[Dataset entries]
────────────────────
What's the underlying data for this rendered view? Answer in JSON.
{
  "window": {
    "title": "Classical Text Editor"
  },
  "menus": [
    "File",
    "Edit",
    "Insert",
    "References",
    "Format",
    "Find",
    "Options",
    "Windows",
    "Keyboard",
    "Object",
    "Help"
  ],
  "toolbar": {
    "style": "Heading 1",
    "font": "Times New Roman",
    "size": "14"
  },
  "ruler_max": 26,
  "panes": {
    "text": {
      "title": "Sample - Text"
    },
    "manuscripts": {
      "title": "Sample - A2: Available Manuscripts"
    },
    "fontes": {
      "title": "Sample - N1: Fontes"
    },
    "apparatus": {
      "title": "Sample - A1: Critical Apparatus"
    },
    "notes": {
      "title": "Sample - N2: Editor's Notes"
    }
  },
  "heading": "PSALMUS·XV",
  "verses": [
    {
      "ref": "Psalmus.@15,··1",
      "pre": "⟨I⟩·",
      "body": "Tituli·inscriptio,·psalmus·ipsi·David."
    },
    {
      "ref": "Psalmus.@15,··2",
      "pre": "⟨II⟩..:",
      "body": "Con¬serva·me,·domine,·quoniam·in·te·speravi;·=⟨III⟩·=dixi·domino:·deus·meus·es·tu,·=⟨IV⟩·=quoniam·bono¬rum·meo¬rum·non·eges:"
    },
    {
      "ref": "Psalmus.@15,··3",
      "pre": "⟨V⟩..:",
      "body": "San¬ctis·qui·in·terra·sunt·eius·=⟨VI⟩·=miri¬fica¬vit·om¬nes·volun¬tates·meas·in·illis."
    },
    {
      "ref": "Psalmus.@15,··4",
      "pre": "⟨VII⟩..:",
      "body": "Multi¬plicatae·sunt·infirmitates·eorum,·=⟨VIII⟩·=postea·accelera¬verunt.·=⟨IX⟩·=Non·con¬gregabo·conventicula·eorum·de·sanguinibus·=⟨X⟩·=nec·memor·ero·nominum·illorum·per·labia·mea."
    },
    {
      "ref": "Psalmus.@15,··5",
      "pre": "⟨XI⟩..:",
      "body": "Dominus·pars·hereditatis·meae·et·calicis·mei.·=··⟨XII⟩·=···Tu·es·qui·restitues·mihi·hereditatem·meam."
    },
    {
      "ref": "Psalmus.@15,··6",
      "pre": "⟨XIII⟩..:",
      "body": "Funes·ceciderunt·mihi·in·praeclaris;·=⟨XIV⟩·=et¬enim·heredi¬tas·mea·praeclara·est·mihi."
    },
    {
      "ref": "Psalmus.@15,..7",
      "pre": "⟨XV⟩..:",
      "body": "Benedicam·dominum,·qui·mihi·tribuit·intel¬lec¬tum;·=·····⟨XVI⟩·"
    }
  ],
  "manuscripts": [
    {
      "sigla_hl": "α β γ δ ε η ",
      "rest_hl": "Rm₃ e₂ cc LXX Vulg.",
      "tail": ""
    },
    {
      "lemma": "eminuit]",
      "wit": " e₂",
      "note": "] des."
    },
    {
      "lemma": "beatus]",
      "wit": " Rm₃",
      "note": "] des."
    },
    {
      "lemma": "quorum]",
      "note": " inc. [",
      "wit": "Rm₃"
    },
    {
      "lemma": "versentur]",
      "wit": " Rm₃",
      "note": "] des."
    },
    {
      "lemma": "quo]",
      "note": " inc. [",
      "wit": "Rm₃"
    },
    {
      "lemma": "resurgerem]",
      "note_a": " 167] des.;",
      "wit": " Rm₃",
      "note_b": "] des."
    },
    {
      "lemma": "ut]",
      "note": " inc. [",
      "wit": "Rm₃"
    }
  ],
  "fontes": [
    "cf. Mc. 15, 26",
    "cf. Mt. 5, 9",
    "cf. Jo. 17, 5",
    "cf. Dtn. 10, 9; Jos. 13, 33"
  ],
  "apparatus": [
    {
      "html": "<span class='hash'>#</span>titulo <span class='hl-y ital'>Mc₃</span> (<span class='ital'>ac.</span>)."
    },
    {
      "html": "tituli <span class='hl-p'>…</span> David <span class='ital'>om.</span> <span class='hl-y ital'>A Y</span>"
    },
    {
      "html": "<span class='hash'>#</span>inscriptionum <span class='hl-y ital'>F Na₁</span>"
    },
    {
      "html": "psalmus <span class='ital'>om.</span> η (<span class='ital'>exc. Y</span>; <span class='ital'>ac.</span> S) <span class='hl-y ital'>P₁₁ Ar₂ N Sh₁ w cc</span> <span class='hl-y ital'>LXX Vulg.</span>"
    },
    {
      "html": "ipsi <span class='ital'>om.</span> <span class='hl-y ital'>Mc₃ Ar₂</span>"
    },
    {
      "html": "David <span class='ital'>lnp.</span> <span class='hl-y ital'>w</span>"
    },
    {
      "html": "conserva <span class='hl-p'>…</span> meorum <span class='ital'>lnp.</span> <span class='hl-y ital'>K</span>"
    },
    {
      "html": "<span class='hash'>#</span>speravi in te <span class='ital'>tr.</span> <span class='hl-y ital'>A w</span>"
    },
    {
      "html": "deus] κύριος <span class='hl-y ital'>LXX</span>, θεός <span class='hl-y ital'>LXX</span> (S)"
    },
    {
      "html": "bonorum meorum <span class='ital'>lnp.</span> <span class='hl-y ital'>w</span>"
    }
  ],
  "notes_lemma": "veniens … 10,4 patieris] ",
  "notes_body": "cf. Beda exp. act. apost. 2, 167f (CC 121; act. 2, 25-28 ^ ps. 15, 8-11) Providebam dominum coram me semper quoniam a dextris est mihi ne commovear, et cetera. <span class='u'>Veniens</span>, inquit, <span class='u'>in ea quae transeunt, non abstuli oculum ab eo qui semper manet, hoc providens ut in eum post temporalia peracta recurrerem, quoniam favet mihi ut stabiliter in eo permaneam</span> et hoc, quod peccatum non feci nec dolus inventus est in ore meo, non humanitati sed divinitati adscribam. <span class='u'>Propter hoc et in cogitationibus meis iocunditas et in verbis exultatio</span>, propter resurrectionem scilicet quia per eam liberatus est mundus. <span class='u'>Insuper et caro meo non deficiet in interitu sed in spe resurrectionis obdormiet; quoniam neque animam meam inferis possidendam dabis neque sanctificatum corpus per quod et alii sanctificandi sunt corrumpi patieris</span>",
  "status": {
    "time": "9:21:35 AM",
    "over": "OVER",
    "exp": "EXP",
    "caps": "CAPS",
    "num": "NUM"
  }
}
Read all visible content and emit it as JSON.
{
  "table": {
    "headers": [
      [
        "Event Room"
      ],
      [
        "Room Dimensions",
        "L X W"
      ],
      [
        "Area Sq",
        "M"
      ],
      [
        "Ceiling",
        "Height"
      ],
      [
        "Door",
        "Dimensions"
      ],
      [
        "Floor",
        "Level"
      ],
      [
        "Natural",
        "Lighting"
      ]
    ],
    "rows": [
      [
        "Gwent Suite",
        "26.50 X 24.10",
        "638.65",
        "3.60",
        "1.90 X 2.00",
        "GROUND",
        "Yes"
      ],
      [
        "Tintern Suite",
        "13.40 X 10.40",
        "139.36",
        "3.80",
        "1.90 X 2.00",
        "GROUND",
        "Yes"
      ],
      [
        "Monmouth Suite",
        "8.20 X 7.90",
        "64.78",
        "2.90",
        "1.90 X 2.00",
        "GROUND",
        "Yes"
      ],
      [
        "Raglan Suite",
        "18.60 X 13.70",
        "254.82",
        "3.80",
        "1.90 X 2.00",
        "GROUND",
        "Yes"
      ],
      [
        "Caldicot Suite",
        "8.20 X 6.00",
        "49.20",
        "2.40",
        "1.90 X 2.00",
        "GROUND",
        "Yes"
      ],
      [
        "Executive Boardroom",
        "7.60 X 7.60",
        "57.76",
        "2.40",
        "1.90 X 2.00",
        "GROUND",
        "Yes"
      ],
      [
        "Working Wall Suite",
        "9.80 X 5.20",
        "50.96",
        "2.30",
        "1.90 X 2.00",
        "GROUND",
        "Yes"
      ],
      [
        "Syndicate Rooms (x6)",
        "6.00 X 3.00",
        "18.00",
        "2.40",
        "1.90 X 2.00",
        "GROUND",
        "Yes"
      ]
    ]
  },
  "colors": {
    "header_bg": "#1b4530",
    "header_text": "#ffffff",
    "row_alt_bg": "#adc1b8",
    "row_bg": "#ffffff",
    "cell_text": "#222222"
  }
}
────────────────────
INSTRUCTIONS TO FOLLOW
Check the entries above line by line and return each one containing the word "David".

ANSWER SECTION
      "body": "Tituli·inscriptio,·psalmus·ipsi·David."
      "html": "tituli <span class='hl-p'>…</span> David <span class='ital'>om.</span> <span class='hl-y ital'>A Y</span>"
      "html": "David <span class='ital'>lnp.</span> <span class='hl-y ital'>w</span>"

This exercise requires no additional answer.